The study, published Wednesday in the scientific journal Cell Reports, suggests that a new drug target could improve the response of pancreatic tumors to immunotherapy.
Cancer research charity founded by the late Olivia Newton-John (pictured) has made an important discovery in pancreatic cancer treatment
Professor Ernst warned that the research is still in its early stages and that more research is needed for years to come before it moves into human clinical trials.
However, he is hopeful that the ONJ Institute can send the findings to clinical trials in the future, saying the study has “strong rationale” for moving forward with development.
“Because we work in the same building as our oncology colleagues at Austin Health, our discoveries in the lab can quickly be translated into patient trials,” he said.
Professor Matthias Ernst, the director of the ONJ Cancer Research Institute in Melbourne and head of La Trobe’s School of Cancer Medicine, led a study that solved the difficulties of treating one of the most aggressive forms of cancer. (Newton-John is pictured with husband John Easterling and daughter Chloe Lattanzi)
Professor Ernst’s research shows that inhibition of hematopoietic cell kinase (HCK), a protein found in a type of immune cell, improves the response of pancreatic cancer to immunotherapy in preclinical models.
The drug has also been theoretically proven to limit the process of metastasis, reducing the spread of cancer cells to other parts of the body.
Another member of the research team, postdoctoral researcher co-lead Dr Ashleigh Poh of the ONJ Institute, said this could mean big things for pancreatic cancer treatment, as most patients who suffer from it do not respond to existing cancer drugs.
“The survival rate of pancreatic cancer has not improved in recent decades,” said Dr. poh.
“We hope to eventually translate these findings into the clinic and improve survival outcomes for patients with pancreatic cancer.”
The pancreas is an organ located behind the lower part of the stomach that aids in digestion and metabolizing sugars.
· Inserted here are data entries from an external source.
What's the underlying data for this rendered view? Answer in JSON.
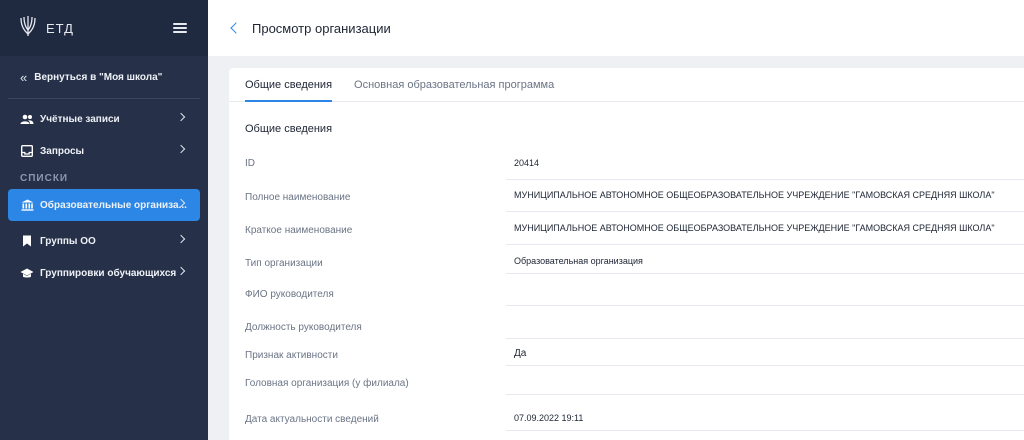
{
  "sidebar": {
    "logo_text": "ЕТД",
    "back_link": "Вернуться в \"Моя школа\"",
    "section_label": "СПИСКИ",
    "items": [
      {
        "label": "Учётные записи"
      },
      {
        "label": "Запросы"
      },
      {
        "label": "Образовательные организа..."
      },
      {
        "label": "Группы ОО"
      },
      {
        "label": "Группировки обучающихся"
      }
    ],
    "active_color": "#2b86e6",
    "background": "#263149"
  },
  "header": {
    "title": "Просмотр организации"
  },
  "tabs": [
    {
      "label": "Общие сведения",
      "active": true
    },
    {
      "label": "Основная образовательная программа",
      "active": false
    }
  ],
  "section_title": "Общие сведения",
  "fields": [
    {
      "label": "ID",
      "value": "20414"
    },
    {
      "label": "Полное наименование",
      "value": "МУНИЦИПАЛЬНОЕ АВТОНОМНОЕ ОБЩЕОБРАЗОВАТЕЛЬНОЕ УЧРЕЖДЕНИЕ \"ГАМОВСКАЯ СРЕДНЯЯ ШКОЛА\""
    },
    {
      "label": "Краткое наименование",
      "value": "МУНИЦИПАЛЬНОЕ АВТОНОМНОЕ ОБЩЕОБРАЗОВАТЕЛЬНОЕ УЧРЕЖДЕНИЕ \"ГАМОВСКАЯ СРЕДНЯЯ ШКОЛА\""
    },
    {
      "label": "Тип организации",
      "value": "Образовательная организация"
    },
    {
      "label": "ФИО руководителя",
      "value": ""
    },
    {
      "label": "Должность руководителя",
      "value": ""
    },
    {
      "label": "Признак активности",
      "value": "Да"
    },
    {
      "label": "Головная организация (у филиала)",
      "value": ""
    },
    {
      "label": "Дата актуальности сведений",
      "value": "07.09.2022 19:11"
    }
  ]
}
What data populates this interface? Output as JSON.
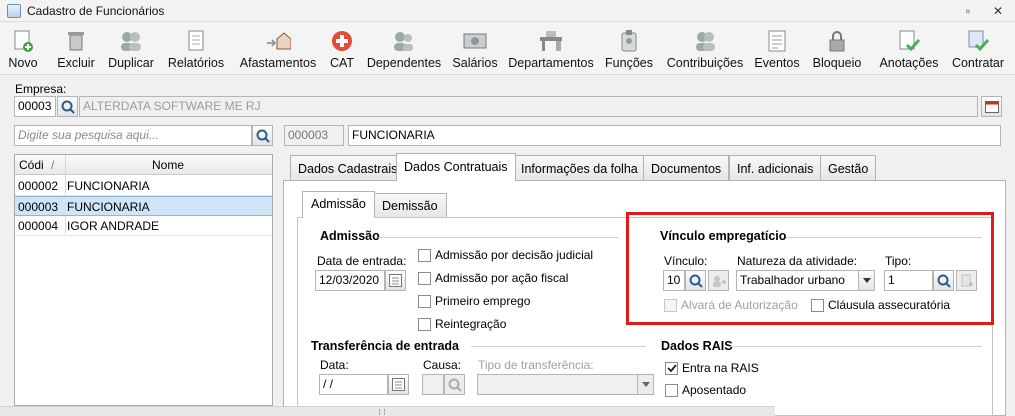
{
  "window": {
    "title": "Cadastro de Funcionários",
    "minimize": "▫",
    "close": "✕"
  },
  "toolbar": {
    "buttons": [
      {
        "label": "Novo",
        "icon": "new-icon"
      },
      {
        "label": "Excluir",
        "icon": "trash-icon"
      },
      {
        "label": "Duplicar",
        "icon": "duplicate-users-icon"
      },
      {
        "label": "Relatórios",
        "icon": "report-icon"
      },
      {
        "label": "Afastamentos",
        "icon": "house-arrow-icon"
      },
      {
        "label": "CAT",
        "icon": "medical-cross-icon"
      },
      {
        "label": "Dependentes",
        "icon": "people-icon"
      },
      {
        "label": "Salários",
        "icon": "money-icon"
      },
      {
        "label": "Departamentos",
        "icon": "desk-icon"
      },
      {
        "label": "Funções",
        "icon": "badge-icon"
      },
      {
        "label": "Contribuições",
        "icon": "people-icon"
      },
      {
        "label": "Eventos",
        "icon": "list-icon"
      },
      {
        "label": "Bloqueio",
        "icon": "lock-icon"
      },
      {
        "label": "Anotações",
        "icon": "note-check-icon"
      },
      {
        "label": "Contratar",
        "icon": "hire-check-icon"
      }
    ]
  },
  "empresa": {
    "label": "Empresa:",
    "code": "00003",
    "name": "ALTERDATA SOFTWARE ME RJ"
  },
  "search": {
    "placeholder": "Digite sua pesquisa aqui..."
  },
  "selected_employee": {
    "code": "000003",
    "name": "FUNCIONARIA"
  },
  "grid": {
    "headers": {
      "code": "Códi",
      "name": "Nome"
    },
    "rows": [
      {
        "code": "000002",
        "name": "FUNCIONARIA"
      },
      {
        "code": "000003",
        "name": "FUNCIONARIA"
      },
      {
        "code": "000004",
        "name": "IGOR ANDRADE"
      }
    ]
  },
  "tabs": [
    "Dados Cadastrais",
    "Dados Contratuais",
    "Informações da folha",
    "Documentos",
    "Inf. adicionais",
    "Gestão"
  ],
  "subtabs": [
    "Admissão",
    "Demissão"
  ],
  "admissao": {
    "title": "Admissão",
    "data_label": "Data de entrada:",
    "data_value": "12/03/2020",
    "checks": [
      "Admissão por decisão judicial",
      "Admissão por ação fiscal",
      "Primeiro emprego",
      "Reintegração"
    ]
  },
  "vinculo": {
    "title": "Vínculo empregatício",
    "vinculo_label": "Vínculo:",
    "vinculo_value": "10",
    "natureza_label": "Natureza da atividade:",
    "natureza_value": "Trabalhador urbano",
    "tipo_label": "Tipo:",
    "tipo_value": "1",
    "alvara": "Alvará de Autorização",
    "clausula": "Cláusula assecuratória"
  },
  "transferencia": {
    "title": "Transferência de entrada",
    "data_label": "Data:",
    "data_value": " / /",
    "causa_label": "Causa:",
    "tipo_label": "Tipo de transferência:"
  },
  "rais": {
    "title": "Dados RAIS",
    "entra": "Entra na RAIS",
    "aposentado": "Aposentado"
  },
  "colors": {
    "highlight_box": "#e01a1a",
    "selection": "#cfe4f6"
  }
}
Pancreatic cancer is almost completely unresponsive to current immunotherapy, which reactivates the immune system so it can recognize and remove cancer cells.
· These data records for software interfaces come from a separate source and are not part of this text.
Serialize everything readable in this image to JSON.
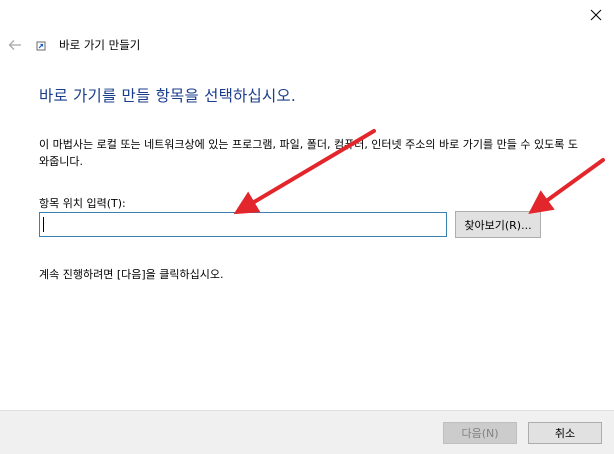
{
  "window": {
    "title": "바로 가기 만들기",
    "close_icon": "close-icon",
    "back_icon": "back-arrow-icon",
    "app_icon": "shortcut-icon"
  },
  "main": {
    "heading": "바로 가기를 만들 항목을 선택하십시오.",
    "description": "이 마법사는 로컬 또는 네트워크상에 있는 프로그램, 파일, 폴더, 컴퓨터, 인터넷 주소의 바로 가기를 만들 수 있도록 도와줍니다.",
    "field_label": "항목 위치 입력(T):",
    "location_value": "",
    "browse_label": "찾아보기(R)...",
    "continue_hint": "계속 진행하려면 [다음]을 클릭하십시오."
  },
  "footer": {
    "next_label": "다음(N)",
    "cancel_label": "취소"
  },
  "colors": {
    "heading": "#1a3e8c",
    "input_border": "#3c7fb1",
    "annotation_arrow": "#e3262b",
    "footer_bg": "#f0f0f0"
  }
}
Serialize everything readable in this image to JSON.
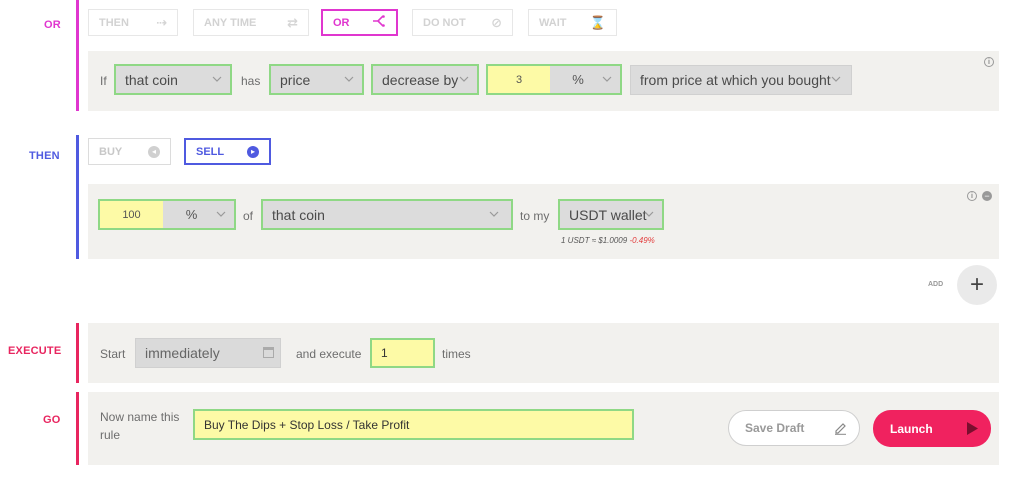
{
  "or_section": {
    "label": "OR",
    "tabs": [
      {
        "label": "THEN",
        "icon": "double-arrow-icon"
      },
      {
        "label": "ANY TIME",
        "icon": "swap-arrows-icon"
      },
      {
        "label": "OR",
        "icon": "branch-icon"
      },
      {
        "label": "DO NOT",
        "icon": "forbidden-icon"
      },
      {
        "label": "WAIT",
        "icon": "hourglass-icon"
      }
    ],
    "condition": {
      "if_label": "If",
      "subject": "that coin",
      "has_label": "has",
      "metric": "price",
      "direction": "decrease by",
      "amount": "3",
      "unit": "%",
      "reference": "from price at which you bought"
    }
  },
  "then_section": {
    "label": "THEN",
    "buy_label": "BUY",
    "sell_label": "SELL",
    "action": {
      "amount": "100",
      "unit": "%",
      "of_label": "of",
      "asset": "that coin",
      "to_label": "to my",
      "wallet": "USDT wallet",
      "rate_text": "1 USDT ≈ $1.0009",
      "rate_change": "-0.49%"
    },
    "add_label": "ADD"
  },
  "execute_section": {
    "label": "EXECUTE",
    "start_label": "Start",
    "start_value": "immediately",
    "and_execute_label": "and execute",
    "times_value": "1",
    "times_label": "times"
  },
  "go_section": {
    "label": "GO",
    "name_prompt": "Now name this rule",
    "rule_name": "Buy The Dips + Stop Loss / Take Profit",
    "save_draft_label": "Save Draft",
    "launch_label": "Launch"
  },
  "colors": {
    "or_accent": "#e036cf",
    "then_accent": "#4f5ae0",
    "execute_accent": "#e8255f",
    "launch_bg": "#f0225f",
    "field_border": "#8fd885",
    "field_yellow": "#fdfaa6"
  }
}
It shows no symptoms during the early stages and spreads quickly throughout the body, with other treatments involving surgical removal of the pancreas, radiation, or chemotherapy.
About 4,260 new cases are diagnosed in Australia each year, with a survival rate of just 11 percent five years after diagnosis.
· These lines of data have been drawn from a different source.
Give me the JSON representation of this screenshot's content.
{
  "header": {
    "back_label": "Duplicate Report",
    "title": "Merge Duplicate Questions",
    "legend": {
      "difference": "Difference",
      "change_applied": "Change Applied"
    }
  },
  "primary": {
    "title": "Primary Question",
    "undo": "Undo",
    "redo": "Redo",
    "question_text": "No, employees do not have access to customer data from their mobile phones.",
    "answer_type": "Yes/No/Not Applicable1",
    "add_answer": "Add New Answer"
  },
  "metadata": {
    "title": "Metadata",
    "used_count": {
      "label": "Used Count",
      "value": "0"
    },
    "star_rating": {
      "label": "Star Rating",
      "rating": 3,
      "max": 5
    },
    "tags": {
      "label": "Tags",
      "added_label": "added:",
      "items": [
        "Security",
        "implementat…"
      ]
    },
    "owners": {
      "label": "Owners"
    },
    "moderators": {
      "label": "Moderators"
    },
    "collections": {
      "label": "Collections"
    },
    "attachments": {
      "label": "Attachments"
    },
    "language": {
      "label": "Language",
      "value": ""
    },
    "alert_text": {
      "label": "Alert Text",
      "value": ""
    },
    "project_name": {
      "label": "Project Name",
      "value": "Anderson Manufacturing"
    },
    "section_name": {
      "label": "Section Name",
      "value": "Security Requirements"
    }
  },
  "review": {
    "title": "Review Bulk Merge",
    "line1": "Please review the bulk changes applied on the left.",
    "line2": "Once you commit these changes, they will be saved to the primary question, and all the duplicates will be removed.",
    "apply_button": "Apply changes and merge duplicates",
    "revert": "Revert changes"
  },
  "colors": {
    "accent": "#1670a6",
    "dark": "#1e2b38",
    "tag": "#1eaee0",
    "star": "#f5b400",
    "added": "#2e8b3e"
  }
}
The study, published Wednesday in the scientific journal Cell Reports, suggests that a new drug target could improve the response of pancreatic tumors to immunotherapy. (Newton-John is pictured here with researchers from her cancer institute)